-- SUPPLIED RECORDS follows --
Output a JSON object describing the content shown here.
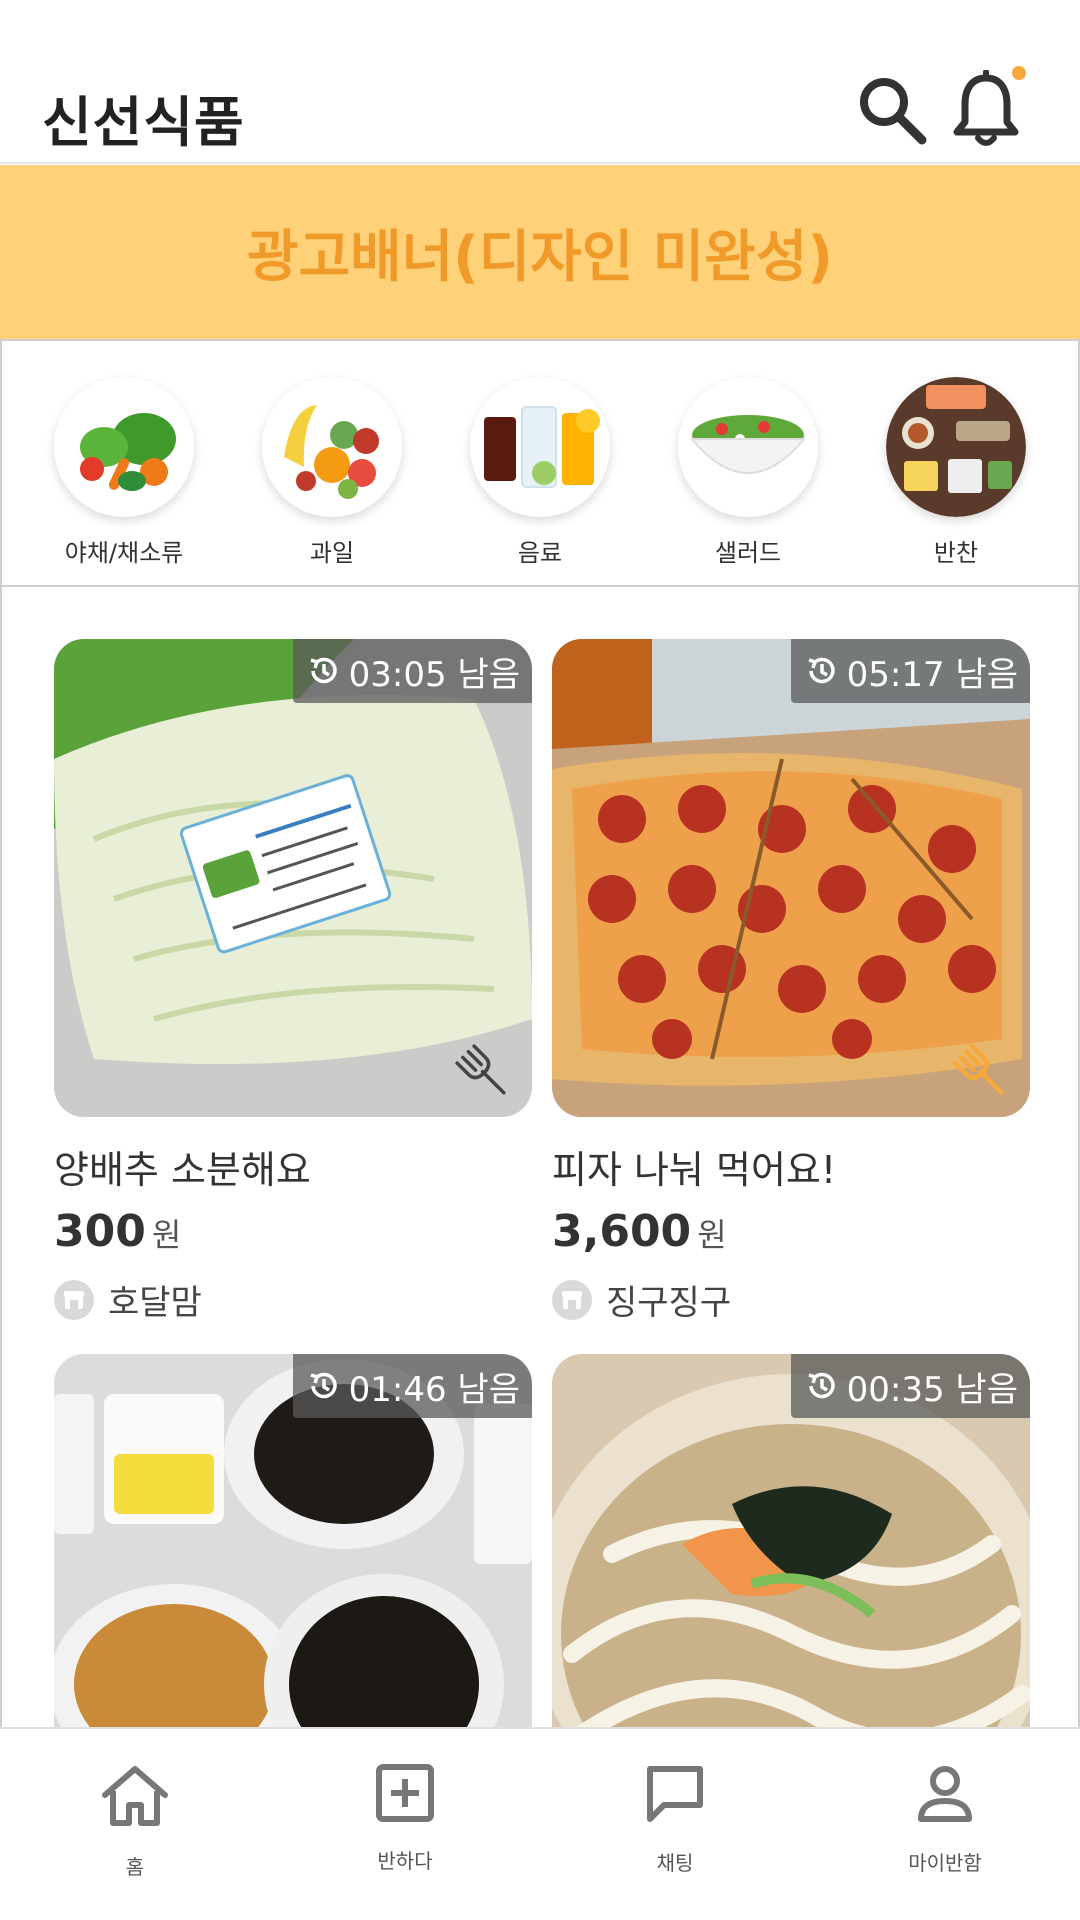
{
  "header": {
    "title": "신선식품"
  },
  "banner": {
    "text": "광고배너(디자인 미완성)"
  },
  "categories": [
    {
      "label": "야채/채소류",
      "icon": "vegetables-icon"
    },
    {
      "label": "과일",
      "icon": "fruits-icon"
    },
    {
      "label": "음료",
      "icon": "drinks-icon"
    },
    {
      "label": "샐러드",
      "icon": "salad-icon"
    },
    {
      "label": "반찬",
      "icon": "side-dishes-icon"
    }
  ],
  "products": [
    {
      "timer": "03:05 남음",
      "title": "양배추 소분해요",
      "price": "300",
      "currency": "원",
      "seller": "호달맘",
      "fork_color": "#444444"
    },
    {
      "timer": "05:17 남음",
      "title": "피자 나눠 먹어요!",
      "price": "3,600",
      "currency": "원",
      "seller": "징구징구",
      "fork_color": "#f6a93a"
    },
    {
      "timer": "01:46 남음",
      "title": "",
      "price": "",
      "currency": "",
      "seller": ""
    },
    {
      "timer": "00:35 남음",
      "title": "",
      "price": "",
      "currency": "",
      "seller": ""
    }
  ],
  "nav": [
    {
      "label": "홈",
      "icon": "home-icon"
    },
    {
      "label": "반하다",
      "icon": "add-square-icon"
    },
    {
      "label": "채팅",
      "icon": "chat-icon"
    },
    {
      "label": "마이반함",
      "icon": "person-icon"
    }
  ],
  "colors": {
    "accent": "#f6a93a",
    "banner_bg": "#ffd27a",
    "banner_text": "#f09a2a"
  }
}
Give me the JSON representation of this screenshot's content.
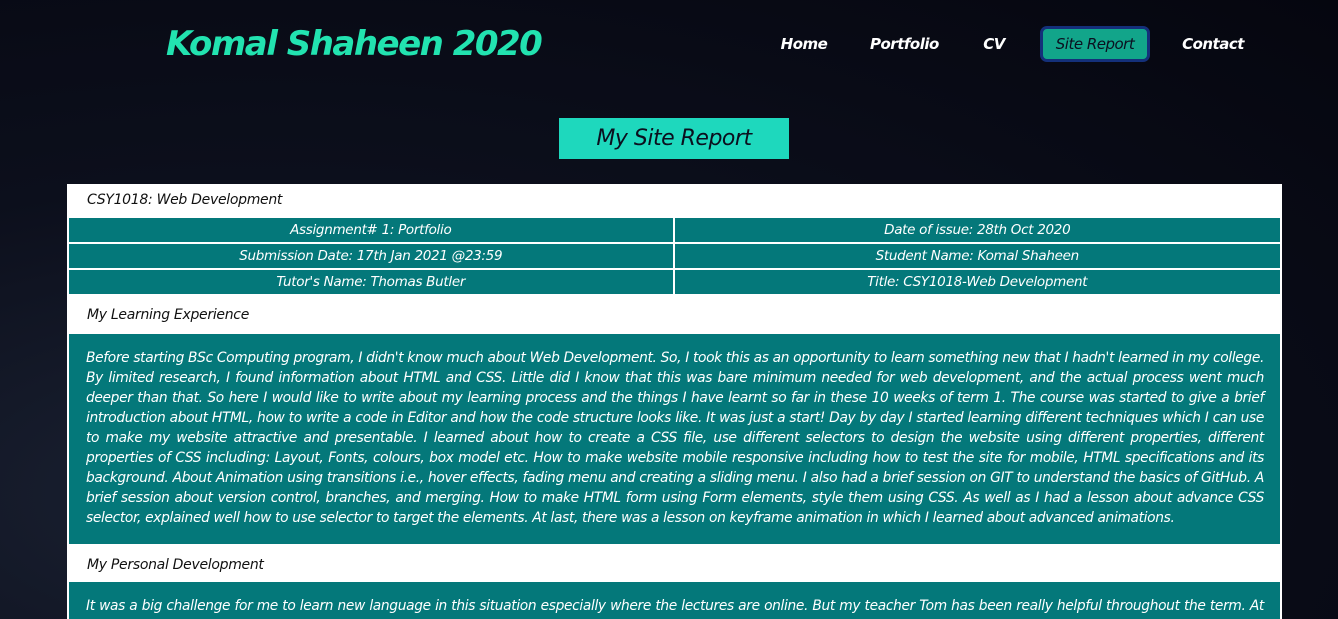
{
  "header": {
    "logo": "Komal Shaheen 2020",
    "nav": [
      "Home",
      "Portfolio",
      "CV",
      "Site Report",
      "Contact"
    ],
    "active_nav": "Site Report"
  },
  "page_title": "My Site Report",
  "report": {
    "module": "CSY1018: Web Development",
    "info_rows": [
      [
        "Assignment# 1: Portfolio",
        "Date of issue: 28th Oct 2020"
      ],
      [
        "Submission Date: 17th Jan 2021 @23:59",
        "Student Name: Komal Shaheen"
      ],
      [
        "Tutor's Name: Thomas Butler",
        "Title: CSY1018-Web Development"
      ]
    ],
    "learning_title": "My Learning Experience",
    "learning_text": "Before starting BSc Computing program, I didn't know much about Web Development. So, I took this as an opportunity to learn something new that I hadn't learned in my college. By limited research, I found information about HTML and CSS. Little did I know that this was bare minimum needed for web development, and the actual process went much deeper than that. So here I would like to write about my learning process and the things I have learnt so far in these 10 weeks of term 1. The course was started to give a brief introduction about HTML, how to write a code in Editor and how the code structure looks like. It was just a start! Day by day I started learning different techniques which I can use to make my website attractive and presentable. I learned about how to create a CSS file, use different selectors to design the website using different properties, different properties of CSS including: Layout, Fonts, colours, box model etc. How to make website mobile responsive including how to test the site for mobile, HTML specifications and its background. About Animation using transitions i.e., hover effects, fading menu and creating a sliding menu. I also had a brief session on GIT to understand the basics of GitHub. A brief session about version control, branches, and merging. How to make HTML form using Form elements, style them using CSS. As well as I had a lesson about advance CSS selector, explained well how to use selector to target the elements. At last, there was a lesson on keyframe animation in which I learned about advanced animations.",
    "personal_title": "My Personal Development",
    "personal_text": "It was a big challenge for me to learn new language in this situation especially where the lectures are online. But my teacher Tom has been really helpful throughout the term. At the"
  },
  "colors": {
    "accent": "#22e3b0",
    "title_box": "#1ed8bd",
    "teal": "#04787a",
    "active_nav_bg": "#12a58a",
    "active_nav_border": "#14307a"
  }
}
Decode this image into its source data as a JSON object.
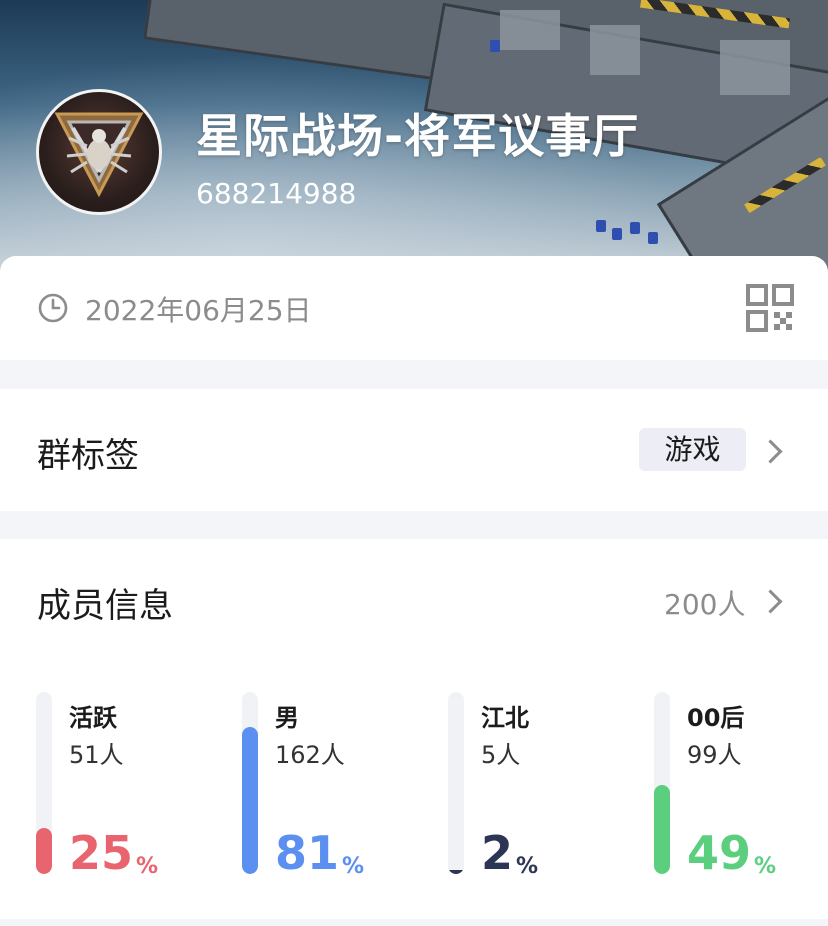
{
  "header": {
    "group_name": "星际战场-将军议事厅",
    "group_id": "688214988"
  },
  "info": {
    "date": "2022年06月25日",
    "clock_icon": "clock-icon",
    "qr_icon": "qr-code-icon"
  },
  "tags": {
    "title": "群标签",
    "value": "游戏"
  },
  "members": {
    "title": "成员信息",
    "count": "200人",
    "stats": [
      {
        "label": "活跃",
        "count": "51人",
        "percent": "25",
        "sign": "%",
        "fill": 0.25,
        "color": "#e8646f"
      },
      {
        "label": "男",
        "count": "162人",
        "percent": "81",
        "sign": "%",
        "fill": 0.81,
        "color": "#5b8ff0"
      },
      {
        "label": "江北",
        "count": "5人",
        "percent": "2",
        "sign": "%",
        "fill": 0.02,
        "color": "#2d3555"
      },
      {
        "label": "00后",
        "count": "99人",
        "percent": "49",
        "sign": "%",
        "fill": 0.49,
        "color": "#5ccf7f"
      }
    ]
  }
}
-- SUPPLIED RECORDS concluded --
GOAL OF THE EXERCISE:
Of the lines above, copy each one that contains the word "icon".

RESPONSE:
      "icon": "vegetables-icon"
      "icon": "fruits-icon"
      "icon": "drinks-icon"
      "icon": "salad-icon"
      "icon": "side-dishes-icon"
      "icon": "home-icon"
      "icon": "add-square-icon"
      "icon": "chat-icon"
      "icon": "person-icon"
    "clock_icon": "clock-icon",
    "qr_icon": "qr-code-icon"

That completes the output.